With the successful closing of the Danilevsky deal, which will be formally announced this month, the Peconic Land Trust has done something with historic impact on our region, and set a precedent for the whole of New York State. The partnership with the county and town’s Community Preservation Fund—which raises money via a 2 percent tax on real estate transfers and has given generously—made the Pike deal happen. It’s a signal achievement for the Town of Southampton, but it can also be translated into success for other towns and hamlets with regard to their own zoning laws.
Of the 11,000 acres the Trust and its partners protect, about half is farmland. The rest is shoreline and woodlands of ecological and historical significance. Their mission addresses “everything that helps define the character of the community,” according to the Trust’s founder.
Of all these rich resources, the most threatened at the moment is farmland for farming. “That’s why we put such an emphasis on it, because we’re seeing the unraveling of 40 years of protection happening before our very eyes,” John explains.
For perspective, consider that there were 120,000 acres of worked farmland in 1940; in 2012 there were 36,000. Another story is told by the fact that 38 percent of these acres are dedicated to nursery, floriculture and sod production—and 19 percent yield vegetables, potatoes and melons. The economic realities of the region have turned local farms into providers of goods for the very estates that would drive them out of existence.
Preserving farms isn’t about keeping something quaint intact, like the late Penny Candy Store in Water Mill, which closed due to rising real estate values. Agriculture production is still serious business for Suffolk County, which until recently was the highest-grossing New York State county in terms of agriculture products sold. Local food is a hot commodity, and even those not particularly partial to the preservation of farmland desire “farm-to-table” fare.
They find it in abundance here.
But the barriers for farmers, especially new farmers, are huge. The Trust supports new farmers at its Deborah Ann Light Preserve in Amagansett and its Agricultural Center in Southold. “We’re doing everything we can to help new farmers to get established,” says John, “and we’re also helping established farmers broaden their access to farmland.”

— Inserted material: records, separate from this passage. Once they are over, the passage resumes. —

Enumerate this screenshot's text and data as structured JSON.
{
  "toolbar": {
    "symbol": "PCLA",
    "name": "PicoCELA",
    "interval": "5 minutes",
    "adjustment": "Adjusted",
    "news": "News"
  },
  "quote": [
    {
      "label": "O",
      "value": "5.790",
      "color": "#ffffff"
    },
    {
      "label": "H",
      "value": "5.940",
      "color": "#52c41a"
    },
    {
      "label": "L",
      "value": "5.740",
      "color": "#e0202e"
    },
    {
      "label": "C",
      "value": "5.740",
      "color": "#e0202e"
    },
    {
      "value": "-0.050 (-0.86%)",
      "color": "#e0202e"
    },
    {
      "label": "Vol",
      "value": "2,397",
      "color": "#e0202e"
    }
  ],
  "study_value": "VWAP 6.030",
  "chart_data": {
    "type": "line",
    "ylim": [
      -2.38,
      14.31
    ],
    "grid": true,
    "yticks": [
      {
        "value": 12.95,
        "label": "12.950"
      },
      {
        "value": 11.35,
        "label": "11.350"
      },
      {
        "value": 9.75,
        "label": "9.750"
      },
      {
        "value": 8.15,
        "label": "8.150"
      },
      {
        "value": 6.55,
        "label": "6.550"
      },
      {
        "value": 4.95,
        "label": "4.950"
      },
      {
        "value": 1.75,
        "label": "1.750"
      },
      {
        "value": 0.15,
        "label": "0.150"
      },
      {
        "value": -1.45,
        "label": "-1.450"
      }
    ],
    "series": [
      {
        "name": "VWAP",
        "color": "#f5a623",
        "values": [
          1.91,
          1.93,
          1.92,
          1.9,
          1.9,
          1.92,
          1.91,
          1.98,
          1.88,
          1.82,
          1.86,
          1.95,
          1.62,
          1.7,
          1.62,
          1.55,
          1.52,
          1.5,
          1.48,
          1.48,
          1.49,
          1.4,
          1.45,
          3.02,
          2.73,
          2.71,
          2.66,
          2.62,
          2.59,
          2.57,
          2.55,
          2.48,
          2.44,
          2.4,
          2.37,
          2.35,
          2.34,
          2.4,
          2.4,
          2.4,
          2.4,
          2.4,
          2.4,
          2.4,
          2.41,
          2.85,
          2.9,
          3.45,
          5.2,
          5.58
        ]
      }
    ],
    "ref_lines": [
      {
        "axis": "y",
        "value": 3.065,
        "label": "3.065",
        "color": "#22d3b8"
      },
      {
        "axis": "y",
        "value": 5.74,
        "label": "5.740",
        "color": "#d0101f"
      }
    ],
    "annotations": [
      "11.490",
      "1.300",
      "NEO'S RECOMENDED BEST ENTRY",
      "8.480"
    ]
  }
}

Based on the Danilevsky success alone, the survival of South Fork farming would seem to be more likely than ever. But don’t expect the local heroes of the Peconic Land Trust to be crowing about it. They’re busy enough trying to save one of the last best places anywhere.